§ **Your objective**
If a line in the listing includes the word "FFFFFFFF", copy it out.
+--
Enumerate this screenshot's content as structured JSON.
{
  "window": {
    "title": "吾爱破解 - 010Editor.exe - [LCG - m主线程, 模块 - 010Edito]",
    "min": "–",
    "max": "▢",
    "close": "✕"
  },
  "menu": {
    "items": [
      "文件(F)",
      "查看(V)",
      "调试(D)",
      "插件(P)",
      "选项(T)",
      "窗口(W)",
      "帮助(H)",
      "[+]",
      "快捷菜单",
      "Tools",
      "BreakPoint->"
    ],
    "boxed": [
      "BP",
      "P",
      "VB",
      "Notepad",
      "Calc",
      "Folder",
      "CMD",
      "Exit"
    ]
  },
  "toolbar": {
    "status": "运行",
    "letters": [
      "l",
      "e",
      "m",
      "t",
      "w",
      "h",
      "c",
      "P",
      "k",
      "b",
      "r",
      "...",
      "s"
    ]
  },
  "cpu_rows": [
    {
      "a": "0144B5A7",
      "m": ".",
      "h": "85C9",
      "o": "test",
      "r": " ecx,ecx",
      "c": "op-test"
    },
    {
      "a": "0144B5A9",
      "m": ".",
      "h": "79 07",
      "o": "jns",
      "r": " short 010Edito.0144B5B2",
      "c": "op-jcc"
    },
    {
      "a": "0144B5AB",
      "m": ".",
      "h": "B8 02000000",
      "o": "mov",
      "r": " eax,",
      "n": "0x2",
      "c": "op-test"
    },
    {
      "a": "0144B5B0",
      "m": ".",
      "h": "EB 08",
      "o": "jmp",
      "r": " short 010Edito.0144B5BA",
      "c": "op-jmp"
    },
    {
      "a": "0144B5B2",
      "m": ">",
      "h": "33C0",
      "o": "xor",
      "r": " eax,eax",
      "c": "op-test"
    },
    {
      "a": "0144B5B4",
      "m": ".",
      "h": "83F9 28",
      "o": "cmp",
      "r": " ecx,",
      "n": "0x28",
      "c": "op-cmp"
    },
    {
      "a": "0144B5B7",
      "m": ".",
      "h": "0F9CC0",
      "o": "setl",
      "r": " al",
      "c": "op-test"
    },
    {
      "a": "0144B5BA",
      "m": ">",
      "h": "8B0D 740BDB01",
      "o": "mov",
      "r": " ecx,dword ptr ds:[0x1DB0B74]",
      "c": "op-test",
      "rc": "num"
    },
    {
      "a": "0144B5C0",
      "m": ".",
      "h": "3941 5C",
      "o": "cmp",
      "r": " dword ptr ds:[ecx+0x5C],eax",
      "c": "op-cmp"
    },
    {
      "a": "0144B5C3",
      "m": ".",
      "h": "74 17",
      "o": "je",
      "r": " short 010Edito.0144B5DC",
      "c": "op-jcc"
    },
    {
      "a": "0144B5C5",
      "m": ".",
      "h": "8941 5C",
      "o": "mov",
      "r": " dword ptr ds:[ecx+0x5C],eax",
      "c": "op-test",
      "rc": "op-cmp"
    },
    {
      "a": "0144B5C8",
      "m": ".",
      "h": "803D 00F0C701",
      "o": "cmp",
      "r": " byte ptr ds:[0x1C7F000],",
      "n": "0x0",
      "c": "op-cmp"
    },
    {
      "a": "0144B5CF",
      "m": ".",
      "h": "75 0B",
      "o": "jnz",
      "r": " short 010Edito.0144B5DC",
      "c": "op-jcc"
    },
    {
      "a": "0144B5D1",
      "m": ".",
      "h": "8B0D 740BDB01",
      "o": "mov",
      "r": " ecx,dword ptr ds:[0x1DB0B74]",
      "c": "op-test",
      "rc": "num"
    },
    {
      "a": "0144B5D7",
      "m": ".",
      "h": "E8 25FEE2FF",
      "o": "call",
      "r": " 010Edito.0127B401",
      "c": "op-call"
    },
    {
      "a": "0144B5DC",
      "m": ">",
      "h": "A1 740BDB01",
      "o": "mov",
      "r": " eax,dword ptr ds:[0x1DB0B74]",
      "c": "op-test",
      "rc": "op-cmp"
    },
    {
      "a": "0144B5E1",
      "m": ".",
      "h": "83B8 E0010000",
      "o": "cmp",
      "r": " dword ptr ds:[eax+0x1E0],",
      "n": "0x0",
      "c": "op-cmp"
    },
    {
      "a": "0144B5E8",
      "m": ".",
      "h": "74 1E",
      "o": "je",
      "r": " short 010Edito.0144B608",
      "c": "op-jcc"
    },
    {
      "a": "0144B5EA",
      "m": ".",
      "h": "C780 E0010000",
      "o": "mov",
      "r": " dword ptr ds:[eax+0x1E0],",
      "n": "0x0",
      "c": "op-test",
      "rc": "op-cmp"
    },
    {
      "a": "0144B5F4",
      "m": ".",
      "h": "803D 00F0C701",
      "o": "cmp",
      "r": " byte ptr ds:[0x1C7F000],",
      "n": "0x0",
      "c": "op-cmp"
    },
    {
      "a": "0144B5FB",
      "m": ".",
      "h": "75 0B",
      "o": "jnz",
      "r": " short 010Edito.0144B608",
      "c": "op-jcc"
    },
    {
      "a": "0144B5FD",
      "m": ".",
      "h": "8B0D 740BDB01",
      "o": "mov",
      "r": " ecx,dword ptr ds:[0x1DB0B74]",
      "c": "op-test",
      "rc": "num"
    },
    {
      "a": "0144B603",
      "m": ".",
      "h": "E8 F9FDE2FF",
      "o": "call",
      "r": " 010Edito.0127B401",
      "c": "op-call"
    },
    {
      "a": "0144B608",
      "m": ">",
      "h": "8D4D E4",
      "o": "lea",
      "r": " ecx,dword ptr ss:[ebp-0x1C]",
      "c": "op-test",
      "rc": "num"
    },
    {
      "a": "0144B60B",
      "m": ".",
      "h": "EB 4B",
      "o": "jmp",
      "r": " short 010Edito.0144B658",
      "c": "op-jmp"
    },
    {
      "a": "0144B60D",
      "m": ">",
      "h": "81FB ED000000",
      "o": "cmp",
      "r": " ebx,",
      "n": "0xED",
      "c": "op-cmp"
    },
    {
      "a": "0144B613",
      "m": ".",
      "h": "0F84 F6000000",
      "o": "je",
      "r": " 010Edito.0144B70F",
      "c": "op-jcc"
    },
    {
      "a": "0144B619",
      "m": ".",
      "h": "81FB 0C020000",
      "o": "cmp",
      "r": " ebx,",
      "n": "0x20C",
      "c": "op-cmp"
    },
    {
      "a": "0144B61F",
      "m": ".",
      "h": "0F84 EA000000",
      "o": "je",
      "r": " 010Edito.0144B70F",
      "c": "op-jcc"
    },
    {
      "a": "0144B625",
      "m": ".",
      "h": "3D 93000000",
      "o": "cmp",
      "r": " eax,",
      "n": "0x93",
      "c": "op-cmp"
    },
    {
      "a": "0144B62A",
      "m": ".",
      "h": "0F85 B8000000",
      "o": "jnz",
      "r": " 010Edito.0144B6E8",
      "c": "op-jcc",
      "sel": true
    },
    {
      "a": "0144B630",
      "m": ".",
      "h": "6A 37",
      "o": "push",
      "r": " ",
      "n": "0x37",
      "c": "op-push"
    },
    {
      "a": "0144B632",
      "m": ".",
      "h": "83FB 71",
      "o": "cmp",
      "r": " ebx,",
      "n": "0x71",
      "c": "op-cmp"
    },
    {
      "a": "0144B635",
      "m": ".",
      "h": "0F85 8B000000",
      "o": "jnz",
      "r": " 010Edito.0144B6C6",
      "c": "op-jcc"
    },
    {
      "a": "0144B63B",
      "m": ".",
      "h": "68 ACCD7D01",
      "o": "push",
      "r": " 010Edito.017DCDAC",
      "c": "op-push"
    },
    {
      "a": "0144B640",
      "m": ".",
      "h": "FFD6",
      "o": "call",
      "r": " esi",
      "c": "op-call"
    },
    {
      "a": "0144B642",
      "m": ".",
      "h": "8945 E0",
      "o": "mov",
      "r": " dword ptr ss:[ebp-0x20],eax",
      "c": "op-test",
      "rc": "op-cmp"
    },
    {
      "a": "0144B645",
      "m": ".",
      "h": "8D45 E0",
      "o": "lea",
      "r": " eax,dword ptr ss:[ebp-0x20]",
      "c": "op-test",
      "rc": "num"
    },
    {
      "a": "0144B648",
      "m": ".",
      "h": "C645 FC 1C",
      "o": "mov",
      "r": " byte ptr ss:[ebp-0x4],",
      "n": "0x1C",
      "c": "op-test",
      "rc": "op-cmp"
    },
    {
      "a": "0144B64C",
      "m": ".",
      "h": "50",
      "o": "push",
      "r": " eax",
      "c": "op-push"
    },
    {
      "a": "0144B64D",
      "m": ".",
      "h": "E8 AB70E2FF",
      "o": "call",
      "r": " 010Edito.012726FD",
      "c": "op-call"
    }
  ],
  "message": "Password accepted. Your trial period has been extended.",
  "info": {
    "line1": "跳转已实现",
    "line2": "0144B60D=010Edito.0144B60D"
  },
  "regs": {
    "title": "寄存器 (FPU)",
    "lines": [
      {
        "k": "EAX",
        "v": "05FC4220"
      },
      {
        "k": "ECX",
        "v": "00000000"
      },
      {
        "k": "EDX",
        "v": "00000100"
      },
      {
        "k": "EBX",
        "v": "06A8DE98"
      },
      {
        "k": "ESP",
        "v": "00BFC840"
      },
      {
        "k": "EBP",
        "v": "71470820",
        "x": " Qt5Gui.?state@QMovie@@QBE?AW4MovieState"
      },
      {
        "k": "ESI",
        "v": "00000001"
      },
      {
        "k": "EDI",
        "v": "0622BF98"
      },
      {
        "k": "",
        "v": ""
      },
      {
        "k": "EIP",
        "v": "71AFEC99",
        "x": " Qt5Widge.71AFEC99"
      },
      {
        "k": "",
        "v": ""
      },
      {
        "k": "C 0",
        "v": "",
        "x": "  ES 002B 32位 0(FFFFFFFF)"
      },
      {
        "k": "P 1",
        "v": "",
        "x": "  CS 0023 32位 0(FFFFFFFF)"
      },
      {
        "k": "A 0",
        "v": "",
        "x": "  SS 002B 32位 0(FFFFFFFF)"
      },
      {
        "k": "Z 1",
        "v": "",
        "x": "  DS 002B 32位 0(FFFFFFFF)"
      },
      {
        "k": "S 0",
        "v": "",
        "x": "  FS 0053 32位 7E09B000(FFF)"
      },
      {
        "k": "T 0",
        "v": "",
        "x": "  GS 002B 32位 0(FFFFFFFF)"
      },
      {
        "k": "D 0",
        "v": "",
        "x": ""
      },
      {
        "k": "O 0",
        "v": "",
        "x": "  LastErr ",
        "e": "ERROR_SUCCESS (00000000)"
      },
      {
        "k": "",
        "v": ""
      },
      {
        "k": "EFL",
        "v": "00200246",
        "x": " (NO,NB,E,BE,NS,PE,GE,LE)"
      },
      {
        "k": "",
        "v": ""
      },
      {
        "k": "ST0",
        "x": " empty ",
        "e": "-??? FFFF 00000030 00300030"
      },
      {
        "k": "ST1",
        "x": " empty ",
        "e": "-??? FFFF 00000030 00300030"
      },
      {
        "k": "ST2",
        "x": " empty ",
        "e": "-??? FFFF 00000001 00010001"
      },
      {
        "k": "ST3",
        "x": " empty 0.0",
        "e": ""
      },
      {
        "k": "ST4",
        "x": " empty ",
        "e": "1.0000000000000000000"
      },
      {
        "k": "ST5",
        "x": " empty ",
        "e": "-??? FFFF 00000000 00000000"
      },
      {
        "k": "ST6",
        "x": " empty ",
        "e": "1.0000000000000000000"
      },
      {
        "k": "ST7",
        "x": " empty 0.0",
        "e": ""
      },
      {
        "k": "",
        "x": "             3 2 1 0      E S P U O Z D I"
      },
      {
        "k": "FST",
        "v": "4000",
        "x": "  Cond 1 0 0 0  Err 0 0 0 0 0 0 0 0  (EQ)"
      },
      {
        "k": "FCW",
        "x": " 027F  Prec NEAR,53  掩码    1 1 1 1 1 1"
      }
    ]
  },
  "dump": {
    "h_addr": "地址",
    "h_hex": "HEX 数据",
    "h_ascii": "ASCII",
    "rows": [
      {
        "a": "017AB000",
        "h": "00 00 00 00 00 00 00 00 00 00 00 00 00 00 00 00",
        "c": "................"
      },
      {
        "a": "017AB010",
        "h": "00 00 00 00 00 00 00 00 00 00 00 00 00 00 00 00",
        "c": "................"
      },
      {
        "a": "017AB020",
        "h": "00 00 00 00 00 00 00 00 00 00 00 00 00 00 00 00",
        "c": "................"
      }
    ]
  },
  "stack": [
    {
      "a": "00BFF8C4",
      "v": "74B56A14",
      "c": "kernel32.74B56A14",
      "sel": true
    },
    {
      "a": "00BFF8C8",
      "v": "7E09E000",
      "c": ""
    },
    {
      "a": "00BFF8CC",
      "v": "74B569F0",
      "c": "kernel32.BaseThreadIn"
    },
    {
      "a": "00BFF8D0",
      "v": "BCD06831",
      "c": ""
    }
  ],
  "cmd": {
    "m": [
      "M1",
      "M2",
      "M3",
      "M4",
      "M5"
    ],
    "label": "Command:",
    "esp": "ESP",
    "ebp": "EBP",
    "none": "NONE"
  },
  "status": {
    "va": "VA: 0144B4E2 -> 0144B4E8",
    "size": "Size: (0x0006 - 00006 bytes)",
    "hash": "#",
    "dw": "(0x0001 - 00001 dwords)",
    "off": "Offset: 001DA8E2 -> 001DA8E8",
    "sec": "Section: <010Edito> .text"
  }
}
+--
§ **Problem solution**
        "x": "  ES 002B 32位 0(FFFFFFFF)"
        "x": "  CS 0023 32位 0(FFFFFFFF)"
        "x": "  SS 002B 32位 0(FFFFFFFF)"
        "x": "  DS 002B 32位 0(FFFFFFFF)"
        "x": "  GS 002B 32位 0(FFFFFFFF)"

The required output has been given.